*WHAT THE TASK ASKS:*
Could you print every record exactly as it stands?

*MATERIAL FOR THIS TASK:*

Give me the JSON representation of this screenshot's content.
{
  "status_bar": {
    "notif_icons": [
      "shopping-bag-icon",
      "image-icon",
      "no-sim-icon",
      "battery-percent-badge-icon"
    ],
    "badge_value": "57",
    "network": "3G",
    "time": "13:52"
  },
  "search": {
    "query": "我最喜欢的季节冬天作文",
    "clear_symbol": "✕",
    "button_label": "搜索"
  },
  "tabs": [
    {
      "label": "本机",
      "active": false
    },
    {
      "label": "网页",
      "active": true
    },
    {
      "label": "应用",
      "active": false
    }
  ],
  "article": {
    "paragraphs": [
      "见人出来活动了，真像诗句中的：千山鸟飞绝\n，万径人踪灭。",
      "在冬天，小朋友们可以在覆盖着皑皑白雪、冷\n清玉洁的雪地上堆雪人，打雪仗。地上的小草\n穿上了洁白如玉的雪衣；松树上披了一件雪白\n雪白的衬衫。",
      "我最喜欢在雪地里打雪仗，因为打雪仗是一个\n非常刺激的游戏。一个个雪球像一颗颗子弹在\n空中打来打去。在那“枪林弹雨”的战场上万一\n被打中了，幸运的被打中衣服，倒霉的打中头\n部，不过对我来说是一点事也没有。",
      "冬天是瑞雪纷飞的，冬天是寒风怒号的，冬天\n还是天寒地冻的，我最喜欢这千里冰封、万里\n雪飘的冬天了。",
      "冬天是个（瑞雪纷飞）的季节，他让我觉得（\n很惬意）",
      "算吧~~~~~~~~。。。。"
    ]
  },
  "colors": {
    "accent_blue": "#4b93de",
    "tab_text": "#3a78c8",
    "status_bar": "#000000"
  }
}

*YOUR RESPONSE:*
Give me the JSON representation of this screenshot's content.
{
  "status_bar": {
    "notif_icons": [
      "shopping-bag-icon",
      "image-icon",
      "no-sim-icon",
      "battery-percent-badge-icon"
    ],
    "badge_value": "57",
    "network": "3G",
    "time": "13:52"
  },
  "search": {
    "query": "我最喜欢的季节冬天作文",
    "clear_symbol": "✕",
    "button_label": "搜索"
  },
  "tabs": [
    {
      "label": "本机",
      "active": false
    },
    {
      "label": "网页",
      "active": true
    },
    {
      "label": "应用",
      "active": false
    }
  ],
  "article": {
    "paragraphs": [
      "见人出来活动了，真像诗句中的：千山鸟飞绝\n，万径人踪灭。",
      "在冬天，小朋友们可以在覆盖着皑皑白雪、冷\n清玉洁的雪地上堆雪人，打雪仗。地上的小草\n穿上了洁白如玉的雪衣；松树上披了一件雪白\n雪白的衬衫。",
      "我最喜欢在雪地里打雪仗，因为打雪仗是一个\n非常刺激的游戏。一个个雪球像一颗颗子弹在\n空中打来打去。在那“枪林弹雨”的战场上万一\n被打中了，幸运的被打中衣服，倒霉的打中头\n部，不过对我来说是一点事也没有。",
      "冬天是瑞雪纷飞的，冬天是寒风怒号的，冬天\n还是天寒地冻的，我最喜欢这千里冰封、万里\n雪飘的冬天了。",
      "冬天是个（瑞雪纷飞）的季节，他让我觉得（\n很惬意）",
      "算吧~~~~~~~~。。。。"
    ]
  },
  "colors": {
    "accent_blue": "#4b93de",
    "tab_text": "#3a78c8",
    "status_bar": "#000000"
  }
}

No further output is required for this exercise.